▶ **DIRECTIONS FOR THIS TASK**: What you return should match the data below exactly, line for line.

(EXERCISE MATERIAL begins)

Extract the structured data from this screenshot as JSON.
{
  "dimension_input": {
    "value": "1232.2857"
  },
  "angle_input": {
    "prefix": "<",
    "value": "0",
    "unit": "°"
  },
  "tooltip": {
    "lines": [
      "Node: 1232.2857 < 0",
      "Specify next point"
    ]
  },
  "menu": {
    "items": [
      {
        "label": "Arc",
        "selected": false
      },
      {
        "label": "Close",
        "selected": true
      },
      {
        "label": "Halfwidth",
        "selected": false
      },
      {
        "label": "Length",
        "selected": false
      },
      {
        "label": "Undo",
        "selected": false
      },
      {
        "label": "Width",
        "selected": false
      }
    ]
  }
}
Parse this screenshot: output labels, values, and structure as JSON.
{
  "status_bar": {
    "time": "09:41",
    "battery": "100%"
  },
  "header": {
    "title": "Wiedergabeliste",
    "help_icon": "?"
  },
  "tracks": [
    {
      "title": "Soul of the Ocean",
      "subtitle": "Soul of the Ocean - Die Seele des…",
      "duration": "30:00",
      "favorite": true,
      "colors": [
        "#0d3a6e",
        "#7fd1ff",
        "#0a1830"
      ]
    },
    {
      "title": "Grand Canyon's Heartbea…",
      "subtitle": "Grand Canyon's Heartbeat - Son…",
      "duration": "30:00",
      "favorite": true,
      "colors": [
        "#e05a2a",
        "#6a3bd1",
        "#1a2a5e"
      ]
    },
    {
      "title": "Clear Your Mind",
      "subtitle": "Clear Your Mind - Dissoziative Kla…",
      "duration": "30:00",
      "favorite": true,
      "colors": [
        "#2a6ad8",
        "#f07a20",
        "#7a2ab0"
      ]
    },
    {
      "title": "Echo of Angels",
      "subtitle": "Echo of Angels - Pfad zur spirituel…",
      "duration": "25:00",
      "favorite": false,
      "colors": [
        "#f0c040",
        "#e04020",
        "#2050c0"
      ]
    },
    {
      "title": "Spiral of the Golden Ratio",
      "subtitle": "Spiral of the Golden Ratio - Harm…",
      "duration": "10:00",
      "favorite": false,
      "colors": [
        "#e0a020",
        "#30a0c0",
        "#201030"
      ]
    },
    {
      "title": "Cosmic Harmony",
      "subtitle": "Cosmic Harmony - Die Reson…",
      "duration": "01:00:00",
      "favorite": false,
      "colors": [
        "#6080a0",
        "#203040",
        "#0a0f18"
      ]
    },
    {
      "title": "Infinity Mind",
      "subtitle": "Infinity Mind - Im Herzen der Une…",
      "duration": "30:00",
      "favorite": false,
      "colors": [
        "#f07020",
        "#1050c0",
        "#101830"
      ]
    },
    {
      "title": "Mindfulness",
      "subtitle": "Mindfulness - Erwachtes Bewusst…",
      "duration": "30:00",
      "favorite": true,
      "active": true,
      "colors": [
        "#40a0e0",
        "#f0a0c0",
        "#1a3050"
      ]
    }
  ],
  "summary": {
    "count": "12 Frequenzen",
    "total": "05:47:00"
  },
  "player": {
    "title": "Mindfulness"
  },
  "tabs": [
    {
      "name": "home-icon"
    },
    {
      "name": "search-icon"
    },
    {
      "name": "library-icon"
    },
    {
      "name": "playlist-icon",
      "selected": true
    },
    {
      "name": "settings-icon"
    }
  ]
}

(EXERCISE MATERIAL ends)

▶ **PROBLEM SOLUTION**:
Extract the structured data from this screenshot as JSON.
{
  "dimension_input": {
    "value": "1232.2857"
  },
  "angle_input": {
    "prefix": "<",
    "value": "0",
    "unit": "°"
  },
  "tooltip": {
    "lines": [
      "Node: 1232.2857 < 0",
      "Specify next point"
    ]
  },
  "menu": {
    "items": [
      {
        "label": "Arc",
        "selected": false
      },
      {
        "label": "Close",
        "selected": true
      },
      {
        "label": "Halfwidth",
        "selected": false
      },
      {
        "label": "Length",
        "selected": false
      },
      {
        "label": "Undo",
        "selected": false
      },
      {
        "label": "Width",
        "selected": false
      }
    ]
  }
}
Parse this screenshot: output labels, values, and structure as JSON.
{
  "status_bar": {
    "time": "09:41",
    "battery": "100%"
  },
  "header": {
    "title": "Wiedergabeliste",
    "help_icon": "?"
  },
  "tracks": [
    {
      "title": "Soul of the Ocean",
      "subtitle": "Soul of the Ocean - Die Seele des…",
      "duration": "30:00",
      "favorite": true,
      "colors": [
        "#0d3a6e",
        "#7fd1ff",
        "#0a1830"
      ]
    },
    {
      "title": "Grand Canyon's Heartbea…",
      "subtitle": "Grand Canyon's Heartbeat - Son…",
      "duration": "30:00",
      "favorite": true,
      "colors": [
        "#e05a2a",
        "#6a3bd1",
        "#1a2a5e"
      ]
    },
    {
      "title": "Clear Your Mind",
      "subtitle": "Clear Your Mind - Dissoziative Kla…",
      "duration": "30:00",
      "favorite": true,
      "colors": [
        "#2a6ad8",
        "#f07a20",
        "#7a2ab0"
      ]
    },
    {
      "title": "Echo of Angels",
      "subtitle": "Echo of Angels - Pfad zur spirituel…",
      "duration": "25:00",
      "favorite": false,
      "colors": [
        "#f0c040",
        "#e04020",
        "#2050c0"
      ]
    },
    {
      "title": "Spiral of the Golden Ratio",
      "subtitle": "Spiral of the Golden Ratio - Harm…",
      "duration": "10:00",
      "favorite": false,
      "colors": [
        "#e0a020",
        "#30a0c0",
        "#201030"
      ]
    },
    {
      "title": "Cosmic Harmony",
      "subtitle": "Cosmic Harmony - Die Reson…",
      "duration": "01:00:00",
      "favorite": false,
      "colors": [
        "#6080a0",
        "#203040",
        "#0a0f18"
      ]
    },
    {
      "title": "Infinity Mind",
      "subtitle": "Infinity Mind - Im Herzen der Une…",
      "duration": "30:00",
      "favorite": false,
      "colors": [
        "#f07020",
        "#1050c0",
        "#101830"
      ]
    },
    {
      "title": "Mindfulness",
      "subtitle": "Mindfulness - Erwachtes Bewusst…",
      "duration": "30:00",
      "favorite": true,
      "active": true,
      "colors": [
        "#40a0e0",
        "#f0a0c0",
        "#1a3050"
      ]
    }
  ],
  "summary": {
    "count": "12 Frequenzen",
    "total": "05:47:00"
  },
  "player": {
    "title": "Mindfulness"
  },
  "tabs": [
    {
      "name": "home-icon"
    },
    {
      "name": "search-icon"
    },
    {
      "name": "library-icon"
    },
    {
      "name": "playlist-icon",
      "selected": true
    },
    {
      "name": "settings-icon"
    }
  ]
}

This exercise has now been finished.